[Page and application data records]
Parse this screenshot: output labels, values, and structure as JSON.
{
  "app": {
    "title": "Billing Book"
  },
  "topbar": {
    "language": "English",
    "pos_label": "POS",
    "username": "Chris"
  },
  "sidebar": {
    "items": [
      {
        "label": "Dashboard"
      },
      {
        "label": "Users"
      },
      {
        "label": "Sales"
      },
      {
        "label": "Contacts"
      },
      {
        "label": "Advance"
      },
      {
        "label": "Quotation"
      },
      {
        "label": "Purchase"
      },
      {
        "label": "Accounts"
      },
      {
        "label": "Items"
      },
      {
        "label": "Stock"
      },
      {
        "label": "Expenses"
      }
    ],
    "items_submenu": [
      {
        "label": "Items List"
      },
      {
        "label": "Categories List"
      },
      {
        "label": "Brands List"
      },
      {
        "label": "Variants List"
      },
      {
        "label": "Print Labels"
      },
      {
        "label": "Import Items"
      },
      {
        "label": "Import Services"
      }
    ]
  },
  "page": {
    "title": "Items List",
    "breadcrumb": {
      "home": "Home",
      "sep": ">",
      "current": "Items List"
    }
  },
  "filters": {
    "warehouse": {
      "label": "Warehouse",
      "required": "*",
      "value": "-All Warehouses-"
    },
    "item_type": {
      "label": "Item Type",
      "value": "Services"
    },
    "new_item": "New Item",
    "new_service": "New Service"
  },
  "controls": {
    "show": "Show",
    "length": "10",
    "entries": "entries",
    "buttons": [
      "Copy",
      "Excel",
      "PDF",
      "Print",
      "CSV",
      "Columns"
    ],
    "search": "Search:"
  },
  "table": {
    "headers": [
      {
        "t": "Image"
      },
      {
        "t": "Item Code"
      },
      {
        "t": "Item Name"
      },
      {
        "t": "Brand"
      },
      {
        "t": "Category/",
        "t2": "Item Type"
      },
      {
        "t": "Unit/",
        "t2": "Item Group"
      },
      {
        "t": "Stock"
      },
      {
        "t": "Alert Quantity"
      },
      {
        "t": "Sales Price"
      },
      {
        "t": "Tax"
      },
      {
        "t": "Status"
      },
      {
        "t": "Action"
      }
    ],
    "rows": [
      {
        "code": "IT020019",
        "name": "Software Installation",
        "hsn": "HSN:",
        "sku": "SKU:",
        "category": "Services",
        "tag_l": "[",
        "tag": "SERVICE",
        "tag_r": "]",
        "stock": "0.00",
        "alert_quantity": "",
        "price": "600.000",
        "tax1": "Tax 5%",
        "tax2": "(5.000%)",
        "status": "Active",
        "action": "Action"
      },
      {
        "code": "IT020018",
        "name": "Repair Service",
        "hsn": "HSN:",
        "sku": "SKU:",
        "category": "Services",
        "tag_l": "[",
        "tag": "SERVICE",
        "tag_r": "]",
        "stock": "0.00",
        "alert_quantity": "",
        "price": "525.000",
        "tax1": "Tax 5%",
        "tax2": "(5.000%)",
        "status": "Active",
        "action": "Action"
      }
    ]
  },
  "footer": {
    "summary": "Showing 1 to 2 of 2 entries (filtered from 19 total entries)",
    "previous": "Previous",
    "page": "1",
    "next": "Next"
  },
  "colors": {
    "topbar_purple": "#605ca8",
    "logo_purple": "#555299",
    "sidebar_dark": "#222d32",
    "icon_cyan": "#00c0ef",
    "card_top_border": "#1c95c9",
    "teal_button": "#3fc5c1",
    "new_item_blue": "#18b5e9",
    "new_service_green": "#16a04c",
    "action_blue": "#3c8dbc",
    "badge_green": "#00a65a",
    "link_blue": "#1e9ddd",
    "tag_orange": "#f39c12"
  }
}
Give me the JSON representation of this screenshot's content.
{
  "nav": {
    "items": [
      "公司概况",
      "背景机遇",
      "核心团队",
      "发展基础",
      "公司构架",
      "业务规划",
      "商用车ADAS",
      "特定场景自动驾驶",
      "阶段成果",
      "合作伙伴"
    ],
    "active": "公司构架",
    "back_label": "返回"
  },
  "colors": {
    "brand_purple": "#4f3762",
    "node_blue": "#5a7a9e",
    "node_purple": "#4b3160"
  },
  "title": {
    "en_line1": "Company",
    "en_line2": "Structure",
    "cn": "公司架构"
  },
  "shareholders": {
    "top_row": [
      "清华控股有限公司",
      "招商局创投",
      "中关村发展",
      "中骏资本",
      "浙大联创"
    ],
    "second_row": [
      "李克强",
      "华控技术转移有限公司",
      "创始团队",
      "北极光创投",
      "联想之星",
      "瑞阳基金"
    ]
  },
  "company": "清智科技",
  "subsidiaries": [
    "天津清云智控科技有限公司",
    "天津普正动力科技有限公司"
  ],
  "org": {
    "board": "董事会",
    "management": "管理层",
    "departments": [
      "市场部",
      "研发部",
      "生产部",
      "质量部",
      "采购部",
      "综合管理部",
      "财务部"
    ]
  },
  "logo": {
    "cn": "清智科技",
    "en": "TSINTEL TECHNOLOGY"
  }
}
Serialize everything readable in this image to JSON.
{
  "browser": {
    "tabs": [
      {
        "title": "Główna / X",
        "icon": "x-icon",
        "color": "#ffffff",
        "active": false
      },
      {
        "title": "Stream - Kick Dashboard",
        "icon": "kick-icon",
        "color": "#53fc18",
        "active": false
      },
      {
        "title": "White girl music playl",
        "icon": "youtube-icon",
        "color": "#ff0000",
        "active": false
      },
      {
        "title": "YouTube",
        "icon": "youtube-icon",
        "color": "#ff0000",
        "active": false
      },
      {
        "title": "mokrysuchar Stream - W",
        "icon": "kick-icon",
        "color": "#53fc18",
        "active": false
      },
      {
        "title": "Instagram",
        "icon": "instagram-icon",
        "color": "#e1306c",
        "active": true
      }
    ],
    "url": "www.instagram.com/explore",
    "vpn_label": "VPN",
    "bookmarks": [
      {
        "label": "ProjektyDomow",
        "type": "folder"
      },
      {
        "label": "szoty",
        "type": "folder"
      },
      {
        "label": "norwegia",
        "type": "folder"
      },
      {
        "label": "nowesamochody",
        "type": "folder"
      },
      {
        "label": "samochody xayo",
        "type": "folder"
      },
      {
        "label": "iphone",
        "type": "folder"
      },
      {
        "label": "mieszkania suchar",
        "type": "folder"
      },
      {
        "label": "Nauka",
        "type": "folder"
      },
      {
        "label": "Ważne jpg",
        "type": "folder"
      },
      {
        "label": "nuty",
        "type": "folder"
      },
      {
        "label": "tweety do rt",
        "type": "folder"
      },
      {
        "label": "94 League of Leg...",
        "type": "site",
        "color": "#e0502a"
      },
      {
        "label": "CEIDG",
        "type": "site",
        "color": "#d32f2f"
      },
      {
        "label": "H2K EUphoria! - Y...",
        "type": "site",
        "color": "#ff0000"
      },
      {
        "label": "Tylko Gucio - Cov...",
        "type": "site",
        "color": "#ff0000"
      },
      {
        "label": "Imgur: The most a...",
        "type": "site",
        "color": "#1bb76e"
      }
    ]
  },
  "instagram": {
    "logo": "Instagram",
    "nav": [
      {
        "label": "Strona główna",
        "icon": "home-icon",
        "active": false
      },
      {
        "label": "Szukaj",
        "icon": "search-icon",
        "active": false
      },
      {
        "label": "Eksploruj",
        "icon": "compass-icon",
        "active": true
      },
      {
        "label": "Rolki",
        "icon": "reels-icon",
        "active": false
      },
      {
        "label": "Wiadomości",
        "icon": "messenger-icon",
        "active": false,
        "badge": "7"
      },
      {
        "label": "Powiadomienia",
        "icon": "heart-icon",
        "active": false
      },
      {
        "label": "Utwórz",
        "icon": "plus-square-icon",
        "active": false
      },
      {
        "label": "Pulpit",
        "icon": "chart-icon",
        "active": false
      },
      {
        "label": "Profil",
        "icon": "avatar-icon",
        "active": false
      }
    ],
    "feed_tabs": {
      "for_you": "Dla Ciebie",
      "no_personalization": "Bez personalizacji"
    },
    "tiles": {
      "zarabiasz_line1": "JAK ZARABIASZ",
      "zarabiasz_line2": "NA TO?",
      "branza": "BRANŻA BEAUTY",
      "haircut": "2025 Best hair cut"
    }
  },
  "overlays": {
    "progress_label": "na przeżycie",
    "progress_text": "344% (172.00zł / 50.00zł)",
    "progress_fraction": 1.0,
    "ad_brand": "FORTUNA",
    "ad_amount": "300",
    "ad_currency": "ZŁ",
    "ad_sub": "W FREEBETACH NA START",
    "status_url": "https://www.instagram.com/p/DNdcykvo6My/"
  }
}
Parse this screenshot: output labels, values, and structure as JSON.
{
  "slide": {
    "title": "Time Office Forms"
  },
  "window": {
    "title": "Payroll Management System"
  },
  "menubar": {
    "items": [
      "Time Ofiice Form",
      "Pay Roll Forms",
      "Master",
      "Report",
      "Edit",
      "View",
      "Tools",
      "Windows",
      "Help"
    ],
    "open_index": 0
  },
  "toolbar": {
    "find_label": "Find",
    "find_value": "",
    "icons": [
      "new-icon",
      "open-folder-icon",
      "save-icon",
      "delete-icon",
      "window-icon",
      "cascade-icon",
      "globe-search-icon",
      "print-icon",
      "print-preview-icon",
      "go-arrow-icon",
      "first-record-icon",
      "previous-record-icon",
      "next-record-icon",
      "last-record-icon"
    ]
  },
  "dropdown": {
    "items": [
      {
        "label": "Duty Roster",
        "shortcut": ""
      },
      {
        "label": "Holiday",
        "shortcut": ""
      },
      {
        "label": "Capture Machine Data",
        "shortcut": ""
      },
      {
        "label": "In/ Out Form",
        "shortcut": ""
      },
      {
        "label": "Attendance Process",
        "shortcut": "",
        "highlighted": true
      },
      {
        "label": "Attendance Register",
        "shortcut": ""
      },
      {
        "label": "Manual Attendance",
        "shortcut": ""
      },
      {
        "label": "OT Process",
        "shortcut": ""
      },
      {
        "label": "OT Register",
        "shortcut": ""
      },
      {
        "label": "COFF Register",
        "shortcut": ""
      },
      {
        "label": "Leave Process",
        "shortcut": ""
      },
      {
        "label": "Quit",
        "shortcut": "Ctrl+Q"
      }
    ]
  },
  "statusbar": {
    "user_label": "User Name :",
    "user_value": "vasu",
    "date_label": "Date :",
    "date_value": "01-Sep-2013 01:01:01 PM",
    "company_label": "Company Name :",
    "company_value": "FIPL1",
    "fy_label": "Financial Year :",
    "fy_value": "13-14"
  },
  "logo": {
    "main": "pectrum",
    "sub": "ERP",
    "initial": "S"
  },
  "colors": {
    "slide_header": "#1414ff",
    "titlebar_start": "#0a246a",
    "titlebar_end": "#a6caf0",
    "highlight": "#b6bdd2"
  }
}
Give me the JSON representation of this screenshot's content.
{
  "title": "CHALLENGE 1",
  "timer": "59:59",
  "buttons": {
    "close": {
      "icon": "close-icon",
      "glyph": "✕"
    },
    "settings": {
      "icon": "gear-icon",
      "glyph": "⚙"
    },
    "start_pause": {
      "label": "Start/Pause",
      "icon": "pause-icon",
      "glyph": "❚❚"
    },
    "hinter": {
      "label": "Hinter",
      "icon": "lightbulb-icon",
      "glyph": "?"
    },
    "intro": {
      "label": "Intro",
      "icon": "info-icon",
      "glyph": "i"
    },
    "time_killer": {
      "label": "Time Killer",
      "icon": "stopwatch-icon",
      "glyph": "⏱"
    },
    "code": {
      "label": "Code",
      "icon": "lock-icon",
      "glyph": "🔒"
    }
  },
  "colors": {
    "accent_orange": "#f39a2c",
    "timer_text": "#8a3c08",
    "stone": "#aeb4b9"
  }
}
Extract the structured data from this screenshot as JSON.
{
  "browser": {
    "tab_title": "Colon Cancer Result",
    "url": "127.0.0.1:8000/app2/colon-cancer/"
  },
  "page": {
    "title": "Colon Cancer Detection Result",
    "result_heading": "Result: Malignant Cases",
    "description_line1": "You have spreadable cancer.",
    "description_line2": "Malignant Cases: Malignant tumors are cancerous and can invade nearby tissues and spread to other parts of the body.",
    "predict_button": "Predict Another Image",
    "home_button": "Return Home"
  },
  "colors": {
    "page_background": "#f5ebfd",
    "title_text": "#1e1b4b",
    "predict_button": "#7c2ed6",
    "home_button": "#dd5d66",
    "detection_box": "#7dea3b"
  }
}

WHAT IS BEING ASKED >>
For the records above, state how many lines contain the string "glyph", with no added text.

RESPONSE TO THE EXERCISE >>
7